> _Work required_: Scan the entries for the word "Description", and copy every line where it appears.
*** Opening Dataset ***
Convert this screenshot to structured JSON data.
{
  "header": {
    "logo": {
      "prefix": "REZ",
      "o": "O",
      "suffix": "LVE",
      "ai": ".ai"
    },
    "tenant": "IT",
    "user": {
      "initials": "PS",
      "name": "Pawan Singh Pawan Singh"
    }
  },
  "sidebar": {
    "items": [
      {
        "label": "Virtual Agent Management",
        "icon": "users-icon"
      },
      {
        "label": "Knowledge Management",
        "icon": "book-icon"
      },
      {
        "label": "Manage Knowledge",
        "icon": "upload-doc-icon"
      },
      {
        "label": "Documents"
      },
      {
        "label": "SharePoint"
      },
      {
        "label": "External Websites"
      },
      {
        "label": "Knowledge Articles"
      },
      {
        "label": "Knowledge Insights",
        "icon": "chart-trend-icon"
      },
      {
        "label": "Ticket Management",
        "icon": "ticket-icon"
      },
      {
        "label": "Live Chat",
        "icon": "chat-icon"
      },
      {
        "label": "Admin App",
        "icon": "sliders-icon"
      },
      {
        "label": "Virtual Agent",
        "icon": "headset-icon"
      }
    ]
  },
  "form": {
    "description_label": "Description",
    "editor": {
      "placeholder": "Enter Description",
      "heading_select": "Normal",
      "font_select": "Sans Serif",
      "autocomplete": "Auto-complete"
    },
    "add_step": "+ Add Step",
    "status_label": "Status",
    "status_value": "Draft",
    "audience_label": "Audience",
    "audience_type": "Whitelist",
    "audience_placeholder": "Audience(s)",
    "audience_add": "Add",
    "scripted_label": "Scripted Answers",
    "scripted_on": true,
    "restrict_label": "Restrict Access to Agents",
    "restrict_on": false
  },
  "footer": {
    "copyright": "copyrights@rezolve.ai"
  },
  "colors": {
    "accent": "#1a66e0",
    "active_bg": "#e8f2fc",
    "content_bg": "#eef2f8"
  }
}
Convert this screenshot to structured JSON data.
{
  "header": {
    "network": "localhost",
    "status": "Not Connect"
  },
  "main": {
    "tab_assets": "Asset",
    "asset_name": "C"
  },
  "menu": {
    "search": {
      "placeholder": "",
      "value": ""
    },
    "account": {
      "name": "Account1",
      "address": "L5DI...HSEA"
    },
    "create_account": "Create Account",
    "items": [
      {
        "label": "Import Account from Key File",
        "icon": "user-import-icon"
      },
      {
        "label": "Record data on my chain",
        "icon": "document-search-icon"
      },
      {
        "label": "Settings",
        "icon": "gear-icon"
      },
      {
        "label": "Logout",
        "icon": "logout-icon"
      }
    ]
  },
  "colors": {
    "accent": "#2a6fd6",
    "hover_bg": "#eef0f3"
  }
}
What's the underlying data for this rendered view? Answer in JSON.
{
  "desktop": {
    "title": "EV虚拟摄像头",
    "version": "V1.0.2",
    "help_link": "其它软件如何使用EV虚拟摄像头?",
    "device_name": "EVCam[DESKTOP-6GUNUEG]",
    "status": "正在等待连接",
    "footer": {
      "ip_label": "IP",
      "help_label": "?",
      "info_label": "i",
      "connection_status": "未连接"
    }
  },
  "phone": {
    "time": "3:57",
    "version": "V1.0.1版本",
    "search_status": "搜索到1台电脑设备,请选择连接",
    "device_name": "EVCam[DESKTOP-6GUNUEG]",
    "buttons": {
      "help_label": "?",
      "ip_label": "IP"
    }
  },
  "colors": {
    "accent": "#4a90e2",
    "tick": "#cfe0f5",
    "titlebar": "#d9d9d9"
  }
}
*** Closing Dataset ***
> _Your response_:
    "description_label": "Description",
      "placeholder": "Enter Description",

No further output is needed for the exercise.